The right answer is all of the above (and none). That is, all of these associations may be causing us, at least to some degree, to respond to the lines, but none dominates. And, of course, there may be dozens of other influences that make the lines work as well. These other influences may be lurking, though not available to consciousness.
And so, when a scientific—or, more precisely, an analytic—attitude is brought to bear upon a poem, it’s likely to play out in a manner similar to the interaction of science with religion. At some point, we’ll simply reach an impasse where silence—and our contingent and peculiar responses to the poem at hand—are all that’s left. We will be brought, in other words, to a conclusion something like this:
The sources from which Williams’s lines achieve their force appear to be complex and perhaps impossible to trace; the lines’ effects seem, as it were, overdetermined. And maybe, when we approach the lines’ ultimate source of power, we are dealing with more than just a very complicated problem. Perhaps a genuine ontological mystery undergirds this power, and is being directly pointed to by Williams, and the attentive human soul responds to it. It may not even be, in principle, possible to account for why Williams’s lines work.
This, of course, is the kind of conclusion that makes scientists crazy (because it is, inherently, a science stopper). Of course, there must be some material answer, in principle, for why (and how) poetry dazzles the human brain, and why certain lines do so in particular. To suggest otherwise is to invoke gods and spooks into the gaps of our knowledge.
Still, there’s something in poetry that haunts and resists reduction. Below are some lines from e.e. cummings (from Collected Poems 1922-1938, #225) similar in nature to Williams’s lines. Absent an impulse to burn a candle to them, or otherwise make an altar of worship to the ontological mystery that they seem to point to (or employ English teachers to facilitate class discussions around them), what can one ever really conclusively say about them? And what can science ever seriously bring to bear upon them (except perhaps to dismiss them as the products of bamboozlement and an obscurantist’s mind)?
Richard Dawkins, for example, once called Blake an obscurantist. And Daniel Dennett once (in)famously declared any “proposition that seems to be profound because it is actually logically ill-formed” a “deepity.”
In any case, here are the lines from cummings:
(i do not know what it is about you that closes
and opens;only something in me understands
the voice of your eyes is deeper than all roses)
nobody, not even the rain, has such small hands

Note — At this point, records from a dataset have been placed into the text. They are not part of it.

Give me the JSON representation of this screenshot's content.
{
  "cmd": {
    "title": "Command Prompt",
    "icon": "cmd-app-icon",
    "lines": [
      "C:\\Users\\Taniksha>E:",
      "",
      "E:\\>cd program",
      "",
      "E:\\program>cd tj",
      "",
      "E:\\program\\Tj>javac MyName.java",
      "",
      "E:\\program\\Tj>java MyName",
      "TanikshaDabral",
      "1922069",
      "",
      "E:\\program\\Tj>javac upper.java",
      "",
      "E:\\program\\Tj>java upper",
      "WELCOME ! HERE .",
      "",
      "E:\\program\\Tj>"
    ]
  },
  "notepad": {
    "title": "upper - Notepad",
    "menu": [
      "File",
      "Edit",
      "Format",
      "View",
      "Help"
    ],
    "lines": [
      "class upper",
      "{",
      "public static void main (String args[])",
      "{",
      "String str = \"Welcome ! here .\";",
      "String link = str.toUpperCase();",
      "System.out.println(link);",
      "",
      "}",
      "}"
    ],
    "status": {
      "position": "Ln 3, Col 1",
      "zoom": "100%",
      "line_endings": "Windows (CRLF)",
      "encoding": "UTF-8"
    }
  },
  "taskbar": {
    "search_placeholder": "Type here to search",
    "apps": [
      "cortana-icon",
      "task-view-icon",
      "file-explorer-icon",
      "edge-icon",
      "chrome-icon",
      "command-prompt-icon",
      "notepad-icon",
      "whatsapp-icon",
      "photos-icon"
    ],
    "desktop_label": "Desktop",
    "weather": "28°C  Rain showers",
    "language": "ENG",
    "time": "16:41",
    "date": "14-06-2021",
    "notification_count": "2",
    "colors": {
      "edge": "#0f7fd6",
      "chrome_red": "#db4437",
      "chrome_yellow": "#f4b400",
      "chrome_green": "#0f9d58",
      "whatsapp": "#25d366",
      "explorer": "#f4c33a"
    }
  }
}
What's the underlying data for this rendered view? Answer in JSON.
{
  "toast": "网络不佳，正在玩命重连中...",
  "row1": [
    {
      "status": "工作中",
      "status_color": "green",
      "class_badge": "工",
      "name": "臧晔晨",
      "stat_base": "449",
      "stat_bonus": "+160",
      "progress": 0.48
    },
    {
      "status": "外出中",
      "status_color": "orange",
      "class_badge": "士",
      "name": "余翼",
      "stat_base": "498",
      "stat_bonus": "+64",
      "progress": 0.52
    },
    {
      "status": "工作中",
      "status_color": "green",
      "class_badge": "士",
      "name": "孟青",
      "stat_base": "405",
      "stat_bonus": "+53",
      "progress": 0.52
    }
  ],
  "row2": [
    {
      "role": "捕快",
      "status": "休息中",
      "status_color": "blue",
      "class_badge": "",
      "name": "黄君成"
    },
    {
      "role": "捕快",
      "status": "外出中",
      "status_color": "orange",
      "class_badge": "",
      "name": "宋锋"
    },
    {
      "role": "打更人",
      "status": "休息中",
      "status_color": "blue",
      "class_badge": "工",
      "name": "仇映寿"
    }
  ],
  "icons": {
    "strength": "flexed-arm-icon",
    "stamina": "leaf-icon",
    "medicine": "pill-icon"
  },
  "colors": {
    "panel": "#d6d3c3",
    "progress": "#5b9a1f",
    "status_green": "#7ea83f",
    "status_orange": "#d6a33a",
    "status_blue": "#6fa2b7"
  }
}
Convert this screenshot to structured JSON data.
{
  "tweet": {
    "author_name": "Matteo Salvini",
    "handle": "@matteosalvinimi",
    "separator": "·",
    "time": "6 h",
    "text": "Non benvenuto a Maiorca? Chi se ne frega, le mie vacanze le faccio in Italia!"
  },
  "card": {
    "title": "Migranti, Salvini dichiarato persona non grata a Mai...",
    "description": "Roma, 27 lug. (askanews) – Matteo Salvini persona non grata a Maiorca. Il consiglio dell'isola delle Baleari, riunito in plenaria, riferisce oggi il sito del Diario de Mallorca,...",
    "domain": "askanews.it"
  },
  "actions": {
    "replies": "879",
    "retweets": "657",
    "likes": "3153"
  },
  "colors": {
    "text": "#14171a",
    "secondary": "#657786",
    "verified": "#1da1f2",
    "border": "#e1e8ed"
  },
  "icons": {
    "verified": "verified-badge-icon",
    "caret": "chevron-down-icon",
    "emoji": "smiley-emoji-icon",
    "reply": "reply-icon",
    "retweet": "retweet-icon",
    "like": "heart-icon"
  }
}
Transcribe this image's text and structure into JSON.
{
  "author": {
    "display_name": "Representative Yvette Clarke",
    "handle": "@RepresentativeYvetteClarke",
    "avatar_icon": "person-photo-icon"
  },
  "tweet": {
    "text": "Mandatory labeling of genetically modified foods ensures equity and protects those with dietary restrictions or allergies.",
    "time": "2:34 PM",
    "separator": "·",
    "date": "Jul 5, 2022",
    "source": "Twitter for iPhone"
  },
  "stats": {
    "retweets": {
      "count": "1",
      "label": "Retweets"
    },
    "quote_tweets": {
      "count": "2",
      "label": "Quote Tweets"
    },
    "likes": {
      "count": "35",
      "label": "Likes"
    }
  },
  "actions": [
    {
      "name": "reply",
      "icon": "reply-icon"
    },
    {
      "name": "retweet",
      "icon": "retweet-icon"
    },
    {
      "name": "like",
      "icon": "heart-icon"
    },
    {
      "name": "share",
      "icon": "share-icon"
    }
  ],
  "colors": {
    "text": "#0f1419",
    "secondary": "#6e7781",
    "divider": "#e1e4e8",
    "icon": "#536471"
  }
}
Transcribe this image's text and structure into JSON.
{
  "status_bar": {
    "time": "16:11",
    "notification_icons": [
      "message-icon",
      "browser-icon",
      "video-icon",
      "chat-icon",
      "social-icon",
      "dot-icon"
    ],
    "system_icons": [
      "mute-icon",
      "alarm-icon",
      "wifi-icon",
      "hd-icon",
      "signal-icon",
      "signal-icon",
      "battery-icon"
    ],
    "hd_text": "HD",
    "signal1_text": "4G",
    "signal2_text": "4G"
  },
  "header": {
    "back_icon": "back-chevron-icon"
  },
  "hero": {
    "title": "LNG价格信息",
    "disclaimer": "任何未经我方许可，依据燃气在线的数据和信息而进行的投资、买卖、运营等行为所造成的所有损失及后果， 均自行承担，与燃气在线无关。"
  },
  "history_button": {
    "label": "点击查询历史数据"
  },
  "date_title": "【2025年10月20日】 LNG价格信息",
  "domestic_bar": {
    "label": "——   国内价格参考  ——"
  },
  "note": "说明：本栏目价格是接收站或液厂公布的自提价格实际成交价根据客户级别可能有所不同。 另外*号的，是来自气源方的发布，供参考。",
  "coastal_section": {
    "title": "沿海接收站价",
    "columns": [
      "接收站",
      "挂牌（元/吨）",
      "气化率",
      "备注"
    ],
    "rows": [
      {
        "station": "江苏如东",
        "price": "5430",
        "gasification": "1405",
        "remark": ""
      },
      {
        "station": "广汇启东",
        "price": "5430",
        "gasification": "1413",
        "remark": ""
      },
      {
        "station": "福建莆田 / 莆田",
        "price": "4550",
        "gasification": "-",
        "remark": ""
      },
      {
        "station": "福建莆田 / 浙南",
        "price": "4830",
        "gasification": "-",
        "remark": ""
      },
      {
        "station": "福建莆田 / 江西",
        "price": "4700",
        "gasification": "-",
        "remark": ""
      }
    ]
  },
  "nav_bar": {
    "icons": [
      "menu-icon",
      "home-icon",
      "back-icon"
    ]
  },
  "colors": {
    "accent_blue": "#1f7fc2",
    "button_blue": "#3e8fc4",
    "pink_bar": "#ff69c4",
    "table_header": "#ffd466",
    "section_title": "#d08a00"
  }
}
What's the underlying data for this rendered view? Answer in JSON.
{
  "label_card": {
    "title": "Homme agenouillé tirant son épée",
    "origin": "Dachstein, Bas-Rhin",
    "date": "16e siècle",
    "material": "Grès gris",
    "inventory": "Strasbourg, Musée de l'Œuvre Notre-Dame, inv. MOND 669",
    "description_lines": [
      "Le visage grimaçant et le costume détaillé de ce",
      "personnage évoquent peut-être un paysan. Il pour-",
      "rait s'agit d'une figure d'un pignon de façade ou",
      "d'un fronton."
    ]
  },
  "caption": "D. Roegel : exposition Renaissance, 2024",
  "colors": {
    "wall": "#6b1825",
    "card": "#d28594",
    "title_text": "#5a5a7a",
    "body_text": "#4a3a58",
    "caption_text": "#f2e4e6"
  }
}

The rain doesn’t have hands. So I guess it’s a deepity. And cummings doesn’t even use grammar properly! (And why, o why, is “opens;only” scrunched together?)
What is the sound of one (small) hand clapping?